Over the past couple of years since I have been teaching the GRE, nearly all the students have shown immense anxiety over the probability questions. Infact probability is the only topic that students go out of their way to study and improve upon – in the process deliberating over irrelevant concepts that are beyond the scope of the new GRE. Last year was a bit different than this year in terms of probability questions. In 2012, more than 90% of my students got to see not more than 1 probability question – usually tested along with other concepts such as Geometry. However this year expect to see 2 to 3 questions from this topic – since January over 45 of my students have seen 2-3 probability questions. However another 20-25 students never saw any probability questions at all. Therefore the number of questions varies but do not expect more than 3 questions from probability.

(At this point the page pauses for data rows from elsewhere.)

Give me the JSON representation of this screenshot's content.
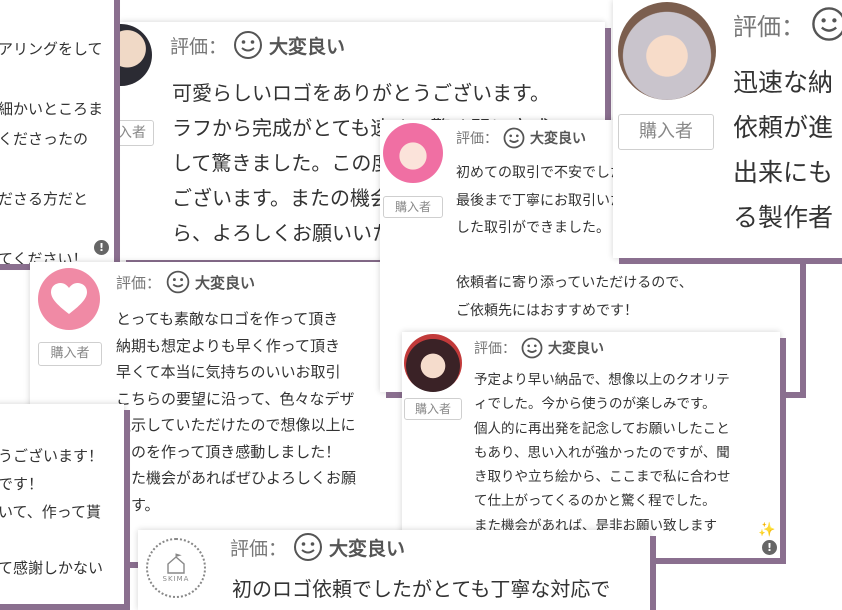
{
  "reviews": [
    {
      "text": "アリングをして\n\n細かいところま\nくださったの\n\nださる方だと\n\nてください！"
    },
    {
      "rating_label": "評価：",
      "rating_value": "大変良い",
      "buyer_tag": "入者",
      "text": "可愛らしいロゴをありがとうございます。\nラフから完成がとても速く、驚く間に完成\nして驚きました。この度はありがとう\nございます。またの機会がありました\nら、よろしくお願いいたします。"
    },
    {
      "rating_label": "評価：",
      "rating_value": "大変良い",
      "buyer_tag": "購入者",
      "text": "初めての取引で不安でしたが、\n最後まで丁寧にお取引いただき、安心\nした取引ができました。\n\n依頼者に寄り添っていただけるので、\nご依頼先にはおすすめです！"
    },
    {
      "rating_label": "評価：",
      "rating_value": "",
      "buyer_tag": "購入者",
      "text": "迅速な納\n依頼が進\n出来にも\nる製作者"
    },
    {
      "rating_label": "評価：",
      "rating_value": "大変良い",
      "buyer_tag": "購入者",
      "text": "とっても素敵なロゴを作って頂き\n納期も想定よりも早く作って頂き\n早くて本当に気持ちのいいお取引\nこちらの要望に沿って、色々なデザ\n提示していただけたので想像以上に\nものを作って頂き感動しました！\nまた機会があればぜひよろしくお願\nます。"
    },
    {
      "rating_label": "評価：",
      "rating_value": "大変良い",
      "buyer_tag": "購入者",
      "text": "予定より早い納品で、想像以上のクオリテ\nィでした。今から使うのが楽しみです。\n個人的に再出発を記念してお願いしたこと\nもあり、思い入れが強かったのですが、聞\nき取りや立ち絵から、ここまで私に合わせ\nて仕上がってくるのかと驚く程でした。\nまた機会があれば、是非お願い致します"
    },
    {
      "text": "うございます！\nです！\nいて、作って貰\n\nて感謝しかない"
    },
    {
      "rating_label": "評価：",
      "rating_value": "大変良い",
      "avatar_text": "SKIMA",
      "text": "初のロゴ依頼でしたがとても丁寧な対応で"
    }
  ],
  "icons": {
    "rating": "smiley-face-icon",
    "report": "exclamation-icon",
    "heart": "heart-icon",
    "sparkle": "sparkle-icon"
  },
  "colors": {
    "card_shadow": "#8a6f8f",
    "heart_avatar": "#f08aa5",
    "report_icon": "#666666"
  }
}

Number of probability: 0-3 out of 40
Probability questions vary from removing socks from a drawer to tossing coins and dices. Good news is these questions are not very tough and with just some practicing you’ll do fine. Last year I came across several students who mentioned GRE combining probability with geometry. For instance, the probability that a random point will fall within a shaded region of a circle or a triangle. This year was more about merging probability with counting and combination questions – however don’t fret over the possibilities. Just practice a bit more (30-40 questions at maximum) and you should do well.
Here is a practice question that would get you started and allay your probability woes 🙂
Q) A certain jar contains 60 jelly beans—22 white, 18 green, 11 yellow, 5 red, and 4 purple. If a jelly bean is to be chosen at random, what is the probability that the jelly bean will be neither red nor purple?
Since there are 5 red and 4 purple jelly beans in the jar, there are 51 that are neither red nor purple, and the probability of selecting one of these is 51 . Since 60 all of the answer choices are decimals, you must convert the fraction to its decimal equivalent, 0.85. Thus, the correct answer is Choice D, 0.85.
In conclusion I would just say that the probability of getting a probability questions on the GRE is very low 🙂